The rest of the book weaves together the voices of virtually everyone involved, as Margaret Ward first sought to build a record for Nelson, but ultimately with an awareness that she would write this book. Over the course of more than a decade, the children grew, completed higher education, helped each other in business, and wrote a blog together. Margaret spent months in archives, collected oral history from family and friends, and tried to “find” Mila, in a quest that perhaps became more important to her than to the children. They celebrated holidays, birthdays, the anniversary of Mila’s death, shared vacations. In short, remarkably, they all became a family.

A final chapter on the disappeared children of Salvador tries, and to a considerable extent succeeds, in giving us a history of human rights efforts to find and demand justice for the children disappeared during the war, including prominently the work of La Asociación pro Búsqueda de Niñas y Niños Desaparecidos. This is a real service, because that group’s careful work in documenting the fates of children in the post-war period, and their meticulous work in helping communities—and families on both sides of the adopter/lost child divide—become reconciled in the aftermath of the conflict has been little documented by historians and scholars. We have a great deal from and about Argentina’s Abuelas de Plaza de Maya, but aside from Pro Búsqueda’s own books, in Spanish, there is nothing about the comparable (and almost certainly much larger) effort in Salvador.

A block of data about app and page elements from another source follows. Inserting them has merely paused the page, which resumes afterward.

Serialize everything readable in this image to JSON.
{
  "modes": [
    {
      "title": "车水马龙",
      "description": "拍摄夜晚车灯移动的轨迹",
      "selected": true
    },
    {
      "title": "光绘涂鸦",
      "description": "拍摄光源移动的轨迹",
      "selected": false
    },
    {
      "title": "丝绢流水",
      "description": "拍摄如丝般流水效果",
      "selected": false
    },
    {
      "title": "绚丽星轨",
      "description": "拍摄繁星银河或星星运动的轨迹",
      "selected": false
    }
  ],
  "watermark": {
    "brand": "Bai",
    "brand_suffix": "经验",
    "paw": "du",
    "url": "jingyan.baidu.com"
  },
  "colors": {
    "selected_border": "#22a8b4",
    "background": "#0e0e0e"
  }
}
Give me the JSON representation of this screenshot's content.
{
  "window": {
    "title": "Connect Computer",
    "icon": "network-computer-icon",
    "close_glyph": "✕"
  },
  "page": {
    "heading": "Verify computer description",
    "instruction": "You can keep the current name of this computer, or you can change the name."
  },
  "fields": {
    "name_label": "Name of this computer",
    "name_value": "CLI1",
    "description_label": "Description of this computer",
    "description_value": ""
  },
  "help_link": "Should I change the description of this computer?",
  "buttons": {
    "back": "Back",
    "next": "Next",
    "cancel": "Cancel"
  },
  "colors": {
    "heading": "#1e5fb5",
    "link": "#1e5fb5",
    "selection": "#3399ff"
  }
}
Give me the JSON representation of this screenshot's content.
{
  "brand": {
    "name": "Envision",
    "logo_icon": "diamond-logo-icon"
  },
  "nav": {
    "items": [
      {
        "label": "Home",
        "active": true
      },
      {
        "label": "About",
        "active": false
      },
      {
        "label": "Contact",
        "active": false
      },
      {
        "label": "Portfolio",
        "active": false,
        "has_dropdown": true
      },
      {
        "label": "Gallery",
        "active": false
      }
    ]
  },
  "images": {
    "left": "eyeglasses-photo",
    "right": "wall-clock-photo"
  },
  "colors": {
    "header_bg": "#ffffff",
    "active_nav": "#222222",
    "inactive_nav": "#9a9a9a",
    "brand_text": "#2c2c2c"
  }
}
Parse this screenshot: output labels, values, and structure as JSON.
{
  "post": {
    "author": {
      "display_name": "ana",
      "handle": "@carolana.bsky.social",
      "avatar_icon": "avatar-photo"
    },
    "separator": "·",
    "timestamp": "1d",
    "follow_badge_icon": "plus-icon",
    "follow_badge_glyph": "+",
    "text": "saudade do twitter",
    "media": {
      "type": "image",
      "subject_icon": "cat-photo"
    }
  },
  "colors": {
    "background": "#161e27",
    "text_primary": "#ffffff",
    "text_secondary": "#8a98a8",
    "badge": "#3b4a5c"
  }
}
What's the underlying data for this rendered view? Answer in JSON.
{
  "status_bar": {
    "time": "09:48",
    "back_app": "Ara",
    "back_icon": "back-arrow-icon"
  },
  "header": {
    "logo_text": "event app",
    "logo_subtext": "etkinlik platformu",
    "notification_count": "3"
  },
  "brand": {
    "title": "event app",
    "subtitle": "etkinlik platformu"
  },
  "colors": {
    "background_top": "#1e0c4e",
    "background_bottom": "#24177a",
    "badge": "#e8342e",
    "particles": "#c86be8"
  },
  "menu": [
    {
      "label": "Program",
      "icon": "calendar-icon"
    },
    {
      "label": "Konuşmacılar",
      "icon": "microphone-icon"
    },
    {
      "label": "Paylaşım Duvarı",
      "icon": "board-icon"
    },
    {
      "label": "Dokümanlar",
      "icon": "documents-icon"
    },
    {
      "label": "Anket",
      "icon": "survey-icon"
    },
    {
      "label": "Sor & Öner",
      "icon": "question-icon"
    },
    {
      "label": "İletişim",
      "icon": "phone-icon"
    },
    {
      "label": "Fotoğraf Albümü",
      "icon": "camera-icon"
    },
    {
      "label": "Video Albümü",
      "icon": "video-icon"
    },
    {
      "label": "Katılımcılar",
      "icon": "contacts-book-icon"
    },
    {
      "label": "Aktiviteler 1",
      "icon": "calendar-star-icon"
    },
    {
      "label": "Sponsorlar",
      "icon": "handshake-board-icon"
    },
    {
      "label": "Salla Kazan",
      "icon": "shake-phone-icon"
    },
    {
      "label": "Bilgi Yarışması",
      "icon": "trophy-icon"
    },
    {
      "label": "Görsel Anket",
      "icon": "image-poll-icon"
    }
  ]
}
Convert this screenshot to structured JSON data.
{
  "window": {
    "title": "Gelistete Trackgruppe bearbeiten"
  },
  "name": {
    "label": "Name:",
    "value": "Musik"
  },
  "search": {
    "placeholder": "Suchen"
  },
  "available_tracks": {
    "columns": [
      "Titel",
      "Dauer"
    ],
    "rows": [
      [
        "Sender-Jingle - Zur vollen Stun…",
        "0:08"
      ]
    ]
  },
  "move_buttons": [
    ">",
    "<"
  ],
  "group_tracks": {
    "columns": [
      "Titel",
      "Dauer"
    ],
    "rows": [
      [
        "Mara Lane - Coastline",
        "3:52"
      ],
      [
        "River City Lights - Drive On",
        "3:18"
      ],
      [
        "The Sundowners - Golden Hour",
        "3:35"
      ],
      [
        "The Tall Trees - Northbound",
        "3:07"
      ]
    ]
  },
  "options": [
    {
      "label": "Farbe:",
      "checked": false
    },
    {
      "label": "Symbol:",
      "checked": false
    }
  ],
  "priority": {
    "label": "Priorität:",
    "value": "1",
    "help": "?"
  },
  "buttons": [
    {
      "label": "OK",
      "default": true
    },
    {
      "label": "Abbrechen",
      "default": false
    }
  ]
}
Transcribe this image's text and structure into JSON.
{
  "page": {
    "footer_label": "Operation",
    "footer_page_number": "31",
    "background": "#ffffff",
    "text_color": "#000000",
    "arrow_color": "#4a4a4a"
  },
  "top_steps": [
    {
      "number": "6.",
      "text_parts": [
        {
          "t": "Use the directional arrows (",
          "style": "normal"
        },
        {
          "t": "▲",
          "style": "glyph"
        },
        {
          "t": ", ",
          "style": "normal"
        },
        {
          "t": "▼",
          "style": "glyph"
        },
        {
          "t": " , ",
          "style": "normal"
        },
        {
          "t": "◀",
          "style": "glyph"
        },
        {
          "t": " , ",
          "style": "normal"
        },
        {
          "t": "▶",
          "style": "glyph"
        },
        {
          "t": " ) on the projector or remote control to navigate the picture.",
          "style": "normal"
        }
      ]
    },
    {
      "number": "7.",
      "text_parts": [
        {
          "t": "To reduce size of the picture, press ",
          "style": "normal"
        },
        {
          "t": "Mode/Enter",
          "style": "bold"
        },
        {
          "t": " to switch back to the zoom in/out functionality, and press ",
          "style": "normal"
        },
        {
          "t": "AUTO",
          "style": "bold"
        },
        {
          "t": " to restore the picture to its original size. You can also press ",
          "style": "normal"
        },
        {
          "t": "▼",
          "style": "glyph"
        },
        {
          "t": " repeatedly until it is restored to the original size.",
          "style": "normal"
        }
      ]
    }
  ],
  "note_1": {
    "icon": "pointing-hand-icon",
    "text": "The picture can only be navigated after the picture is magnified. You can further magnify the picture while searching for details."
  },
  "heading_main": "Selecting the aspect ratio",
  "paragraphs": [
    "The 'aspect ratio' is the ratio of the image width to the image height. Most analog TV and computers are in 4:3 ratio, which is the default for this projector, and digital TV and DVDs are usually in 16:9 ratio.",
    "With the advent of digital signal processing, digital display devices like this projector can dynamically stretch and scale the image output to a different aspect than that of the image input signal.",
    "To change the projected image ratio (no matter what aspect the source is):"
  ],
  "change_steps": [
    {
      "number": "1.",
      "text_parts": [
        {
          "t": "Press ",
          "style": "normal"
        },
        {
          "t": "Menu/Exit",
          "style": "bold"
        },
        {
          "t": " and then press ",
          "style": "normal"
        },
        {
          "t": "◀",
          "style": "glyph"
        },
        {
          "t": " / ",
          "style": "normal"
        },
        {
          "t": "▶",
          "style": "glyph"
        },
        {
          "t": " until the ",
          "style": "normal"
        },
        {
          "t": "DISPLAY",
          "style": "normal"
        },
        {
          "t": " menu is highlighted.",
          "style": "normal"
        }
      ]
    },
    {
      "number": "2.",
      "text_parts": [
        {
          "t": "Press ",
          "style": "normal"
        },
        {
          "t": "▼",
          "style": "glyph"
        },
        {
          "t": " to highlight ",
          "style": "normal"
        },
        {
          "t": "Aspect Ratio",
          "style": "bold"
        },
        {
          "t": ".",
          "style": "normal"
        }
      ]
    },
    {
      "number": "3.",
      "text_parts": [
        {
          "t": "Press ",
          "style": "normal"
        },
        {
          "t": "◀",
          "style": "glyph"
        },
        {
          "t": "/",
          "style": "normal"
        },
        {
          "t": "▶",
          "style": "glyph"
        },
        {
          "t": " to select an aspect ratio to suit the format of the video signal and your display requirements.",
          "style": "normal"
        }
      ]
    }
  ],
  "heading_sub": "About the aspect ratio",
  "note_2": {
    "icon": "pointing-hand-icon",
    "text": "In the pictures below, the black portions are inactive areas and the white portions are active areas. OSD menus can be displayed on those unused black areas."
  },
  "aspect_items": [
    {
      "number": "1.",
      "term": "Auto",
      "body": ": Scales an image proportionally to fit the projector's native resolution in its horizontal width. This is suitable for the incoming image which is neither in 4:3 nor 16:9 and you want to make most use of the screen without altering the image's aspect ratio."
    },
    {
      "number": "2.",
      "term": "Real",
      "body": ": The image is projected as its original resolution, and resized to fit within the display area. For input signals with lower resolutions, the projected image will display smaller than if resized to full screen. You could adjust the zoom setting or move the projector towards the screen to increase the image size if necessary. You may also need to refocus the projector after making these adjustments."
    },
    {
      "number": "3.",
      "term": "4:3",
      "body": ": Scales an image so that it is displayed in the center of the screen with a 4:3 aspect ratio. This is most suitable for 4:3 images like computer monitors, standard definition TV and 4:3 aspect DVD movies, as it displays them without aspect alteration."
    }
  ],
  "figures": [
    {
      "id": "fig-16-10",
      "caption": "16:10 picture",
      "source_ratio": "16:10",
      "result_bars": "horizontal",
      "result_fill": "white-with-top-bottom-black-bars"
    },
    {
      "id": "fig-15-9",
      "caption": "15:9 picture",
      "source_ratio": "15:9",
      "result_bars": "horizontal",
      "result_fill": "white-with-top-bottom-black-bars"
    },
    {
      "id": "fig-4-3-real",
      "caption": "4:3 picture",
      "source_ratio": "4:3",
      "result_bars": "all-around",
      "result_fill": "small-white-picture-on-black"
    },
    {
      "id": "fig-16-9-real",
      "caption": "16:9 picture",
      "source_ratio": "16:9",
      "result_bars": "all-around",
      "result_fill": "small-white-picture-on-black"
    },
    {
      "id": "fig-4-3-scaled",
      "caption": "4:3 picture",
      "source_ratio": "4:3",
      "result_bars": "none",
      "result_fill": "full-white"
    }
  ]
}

The greatest contribution of this book, though, aside from the fact that the Ward’s and Escobar/Coto’s families’ stories are compelling in their own right, is the telling of an ultimately courageous narrative about what is possible in the aftermath of atrocious human rights violations in Central America. Not just gangs of torturers, mafias of demobilized militaries, the victories of neoliberalism, and mass migration, but rich, complex lives marked by possibility and—if one can say it without being trite—healing.

The other thing it does is make us aware of how incredibly, depressingly limited the conversation about adoption usually is. Families in the U.S. regularly confess in online adoption forums that they adopt from overseas to avoid the “problem” of birth families. In fact, much of the policy discussion of adoption continues to insist that the whole subject is about “orphans,” as if by pretending that adoptable children have no parents the parents can be made to not exist. What if, instead, we imagined that it really is possible—not always but sometimes—to have rich, meaningful, and sustaining relationships between adoptive families and birth families?